7 people at award ceremony
From left, Laurie Libarios, counselor; Emme Tomimbang, alumni; Imelda Gasmen, Filipino language instructor; Raymund Liongson, Philippine studies coordinator and professor; Leon Florendo, Waiʻanae Moku counselor, Carlos Peñaloza, chancellor and Ernie Libarios, retired counselor.

Two Leeward Community College faculty members were recognized for Excellence in Education at the FilCom Center’s 17th annual Bayanihan Gala in October.

Raymund Liongson was honored for four decades of unwavering dedication to his students. The other award went to the non-profit Sariling Gawa Youth Council. Leon Florendo, counselor at Leeward’s Waiʻanae Moku and the councilʻs president, received the award on the group’s behalf.

Decades of dedication

Raymund Liongson, Philippine studies professor and program coordinator, has been an educator for more than 40 years. His philosophy emphasizes learning beyond the four walls of the classroom, aiming for student and social transformation. Liongson has won an array of awards and recognition for his efforts, from being named a Wo Learning Champion to being awarded the Hawaiʻi Plantation Legacy Award and Outstanding Educator awards from both the Oahu Filipino Community Council and the United Filipino Council of Hawaiʻi, among others.

Liongson has written and coordinated grants that have raised millions of dollars to help students of Filipino ancestry. He has organized youth groups and program initiatives that have inspired students to excel and attain higher education.

His Philippine studies classes spearheaded the student involvement for the Hawaiʻi Promise program at the Legislature, complete with sign waving and testimonies. Liongson said, “As a professor, I do not see myself simply teaching course content. More importantly, I see my role as inspiring my students to aim high and providing them the needed support to hit the mark or at least land close to it.”

Sariling Gawa Youth Council

The Sariling Gawa Youth Council is a nonprofit organization that fosters cultural awareness, nurtures ethnic pride and empowers youth to develop leadership skills.

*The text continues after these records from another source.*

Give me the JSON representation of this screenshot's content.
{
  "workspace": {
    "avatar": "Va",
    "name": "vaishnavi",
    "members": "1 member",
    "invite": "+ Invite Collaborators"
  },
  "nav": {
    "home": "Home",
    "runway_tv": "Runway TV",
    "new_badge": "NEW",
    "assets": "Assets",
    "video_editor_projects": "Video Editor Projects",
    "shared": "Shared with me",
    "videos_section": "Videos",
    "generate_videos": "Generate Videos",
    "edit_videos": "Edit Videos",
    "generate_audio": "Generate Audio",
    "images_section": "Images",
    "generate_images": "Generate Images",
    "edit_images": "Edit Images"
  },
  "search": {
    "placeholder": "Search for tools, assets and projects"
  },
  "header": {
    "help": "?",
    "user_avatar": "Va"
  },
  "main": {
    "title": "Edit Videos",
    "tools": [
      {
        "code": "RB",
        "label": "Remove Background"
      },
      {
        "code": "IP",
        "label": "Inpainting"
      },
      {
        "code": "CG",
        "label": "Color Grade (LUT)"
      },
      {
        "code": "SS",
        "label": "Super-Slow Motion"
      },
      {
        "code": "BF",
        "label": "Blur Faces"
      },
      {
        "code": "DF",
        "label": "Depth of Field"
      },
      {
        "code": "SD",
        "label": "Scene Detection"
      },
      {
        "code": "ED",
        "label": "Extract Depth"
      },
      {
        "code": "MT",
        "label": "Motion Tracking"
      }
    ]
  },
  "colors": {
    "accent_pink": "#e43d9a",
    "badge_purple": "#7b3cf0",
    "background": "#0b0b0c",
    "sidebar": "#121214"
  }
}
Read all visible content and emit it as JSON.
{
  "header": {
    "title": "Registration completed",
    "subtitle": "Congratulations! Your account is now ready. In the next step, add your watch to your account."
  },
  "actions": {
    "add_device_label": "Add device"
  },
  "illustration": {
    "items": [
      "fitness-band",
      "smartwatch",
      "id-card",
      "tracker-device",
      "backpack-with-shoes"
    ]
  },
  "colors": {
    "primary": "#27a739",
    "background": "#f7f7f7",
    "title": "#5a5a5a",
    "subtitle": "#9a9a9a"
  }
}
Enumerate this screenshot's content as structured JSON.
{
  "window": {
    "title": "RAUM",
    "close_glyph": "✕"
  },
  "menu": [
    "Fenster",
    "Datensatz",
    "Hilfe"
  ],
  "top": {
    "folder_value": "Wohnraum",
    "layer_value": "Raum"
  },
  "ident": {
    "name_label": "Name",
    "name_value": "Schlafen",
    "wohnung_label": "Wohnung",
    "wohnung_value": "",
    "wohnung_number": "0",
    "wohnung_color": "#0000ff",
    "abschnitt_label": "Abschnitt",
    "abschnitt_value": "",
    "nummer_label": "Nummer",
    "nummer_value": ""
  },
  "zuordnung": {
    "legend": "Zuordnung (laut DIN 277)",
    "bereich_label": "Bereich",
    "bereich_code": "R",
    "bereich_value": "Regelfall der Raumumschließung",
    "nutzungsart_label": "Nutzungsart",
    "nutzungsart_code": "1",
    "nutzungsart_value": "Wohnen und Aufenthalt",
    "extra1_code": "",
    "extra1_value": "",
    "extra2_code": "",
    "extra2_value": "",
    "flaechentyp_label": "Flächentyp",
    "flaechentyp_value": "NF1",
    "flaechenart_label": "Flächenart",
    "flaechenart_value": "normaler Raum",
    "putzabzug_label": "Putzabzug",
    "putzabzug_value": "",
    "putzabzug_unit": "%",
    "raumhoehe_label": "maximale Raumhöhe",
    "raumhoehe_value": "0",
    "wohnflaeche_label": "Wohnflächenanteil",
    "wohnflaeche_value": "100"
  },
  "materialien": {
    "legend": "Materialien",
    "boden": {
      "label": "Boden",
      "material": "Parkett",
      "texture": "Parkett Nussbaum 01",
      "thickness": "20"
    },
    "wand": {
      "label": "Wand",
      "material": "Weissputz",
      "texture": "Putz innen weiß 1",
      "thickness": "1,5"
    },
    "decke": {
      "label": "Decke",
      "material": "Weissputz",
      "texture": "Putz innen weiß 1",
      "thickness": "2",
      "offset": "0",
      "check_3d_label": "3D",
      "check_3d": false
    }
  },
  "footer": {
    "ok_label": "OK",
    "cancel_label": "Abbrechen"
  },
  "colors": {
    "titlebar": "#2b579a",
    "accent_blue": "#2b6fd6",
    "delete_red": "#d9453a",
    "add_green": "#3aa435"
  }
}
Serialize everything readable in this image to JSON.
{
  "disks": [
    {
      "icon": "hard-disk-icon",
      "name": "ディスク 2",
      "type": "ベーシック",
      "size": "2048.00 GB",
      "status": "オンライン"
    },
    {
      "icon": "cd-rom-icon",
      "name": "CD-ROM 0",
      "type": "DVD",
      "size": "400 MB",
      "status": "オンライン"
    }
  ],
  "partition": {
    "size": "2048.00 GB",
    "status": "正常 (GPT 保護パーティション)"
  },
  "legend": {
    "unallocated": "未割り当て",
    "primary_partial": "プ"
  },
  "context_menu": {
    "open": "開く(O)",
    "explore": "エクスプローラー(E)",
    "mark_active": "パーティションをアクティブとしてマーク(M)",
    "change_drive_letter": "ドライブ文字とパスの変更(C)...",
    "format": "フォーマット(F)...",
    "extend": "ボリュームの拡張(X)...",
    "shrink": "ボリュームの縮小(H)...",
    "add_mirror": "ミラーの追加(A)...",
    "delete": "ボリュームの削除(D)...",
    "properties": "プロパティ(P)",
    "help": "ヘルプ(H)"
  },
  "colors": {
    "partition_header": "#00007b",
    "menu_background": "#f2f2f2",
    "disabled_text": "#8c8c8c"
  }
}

Starting as a grassroots effort in 1980, the council was first organized by a group of college students during the 75th anniversary of Filipinos in Hawaiʻi. For more than 39 years, thousands of young Filipinos and community members have experienced hands-on training and skills building, allowing young people to be empowered as leaders, mentors, organizers, administrators and role models.

Florendo said, “Sariling Gawa embarked on a movement, a change of socio-political mindset that nurtures and understands the immense value of empowering individuals in their quest for better understanding of their strengths while surrounded by a cadre of supportive mentors who are always grounded in humanity and progressive ideas.”